In an effort to teach students the best ways to stay healthy, the elementary STEM teachers have provided engaging programs to teach students how easily germs are spread and what students can do to mitigate the transmission. This lesson actually started prior to the current coronavirus pandemic, and proved to provide students with valuable knowledge on how a virus can spread. Mt. Comfort Elementary (MCE) STEM Teacher, Amy Lovell, Fortville Elementary School (FES) STEM Teacher, Kathy Tingwald, and McCordsville Elementary School (MES) STEM teacher, Fred Bays, have been teaching their students about the different ways that germs can spread around their schools.
Before spring break, Ms. Lovell’s class engaged in multiple interactive activities for students to understand how germs spread. One activity included using Glo Germ Powder as the “germs” and a black light to show where the “germs” spread. For example, one student was given the Glo Germ Powder and then the class played a game of “Heads Up, Seven Up.” At the end of the game, Ms. Lovell used a blacklight to reveal everywhere the germs had spread from just one individual originally having the “germs.” Students were wide-eyed and amazed as most all students had evidence of the “germs” on their hands and face!
Next, Lovell used the black light to reveal how well the students were washing their hands. After washing their hands with soap and water, the blacklight revealed where the “germs” (Glo Germ Powder) still resided. The students learned how to effectively clean the areas where the germs are most prominent, such as their nails and cuticles.
Lastly, the fifth grade class did an activity where they were given a fictional scenario that included a list of students at a school and their symptoms. The students were supposed to trace back the start of an illness that was spreading around the fictional school and figure out what could have been done to prevent it.
Mrs. Tingwald at FES has also been leading similar activities with her fifth grade STEM classes. FES fifth grade students participated in hand washing experiments by trying to determine the most efficient ways to wash their hands. The students identified the different variables of the experiment and conducted changes to the experiment on their own. They changed different variables such as: the type of soap, the length of time spent washing their hands, etc.
Mrs. Tingwald also brought in the Infection Specialist at Hancock Health to teach strategies for infection control, germs, viruses, and the importance of their immune systems. Students then worked on a “Mystery (pretend) Illness” to figure out where the infection began in school, similar to MCE’s school experiment.
Mr. Bays at MES has also done this activity with his fifth graders, making this special lesson a district-wide activity for all fifth grade students. Similar activities were completed with his students, including a lesson on the importance of proper hand-washing techniques. Mr. Bays shared that the “Mystery Illness” activity with MES fifth graders to help them understand how a virus starts and how it spreads was a big hit.

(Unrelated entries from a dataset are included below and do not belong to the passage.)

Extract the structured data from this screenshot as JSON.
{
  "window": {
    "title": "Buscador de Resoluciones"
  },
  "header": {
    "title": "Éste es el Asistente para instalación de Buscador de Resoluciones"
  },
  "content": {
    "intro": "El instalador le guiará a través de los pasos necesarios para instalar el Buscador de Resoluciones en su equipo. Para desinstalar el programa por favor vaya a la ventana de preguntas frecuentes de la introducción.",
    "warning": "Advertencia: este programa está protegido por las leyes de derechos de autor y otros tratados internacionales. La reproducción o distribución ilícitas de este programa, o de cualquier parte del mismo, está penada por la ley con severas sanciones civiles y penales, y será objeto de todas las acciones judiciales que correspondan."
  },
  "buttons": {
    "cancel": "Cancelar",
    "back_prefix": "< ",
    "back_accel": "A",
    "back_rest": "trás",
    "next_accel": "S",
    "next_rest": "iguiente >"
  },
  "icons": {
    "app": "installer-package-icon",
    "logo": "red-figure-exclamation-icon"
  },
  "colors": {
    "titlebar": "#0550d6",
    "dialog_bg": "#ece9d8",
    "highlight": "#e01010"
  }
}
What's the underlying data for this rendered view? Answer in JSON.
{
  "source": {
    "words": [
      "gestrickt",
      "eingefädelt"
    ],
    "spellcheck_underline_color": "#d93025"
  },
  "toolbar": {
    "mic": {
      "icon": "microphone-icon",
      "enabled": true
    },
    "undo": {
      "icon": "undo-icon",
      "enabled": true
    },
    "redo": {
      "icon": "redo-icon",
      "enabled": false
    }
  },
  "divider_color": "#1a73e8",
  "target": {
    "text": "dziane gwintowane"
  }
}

These hands-on activities help teach students that the best way to protect themselves and the people around them from the continuous spread of germs is by using good health hygiene.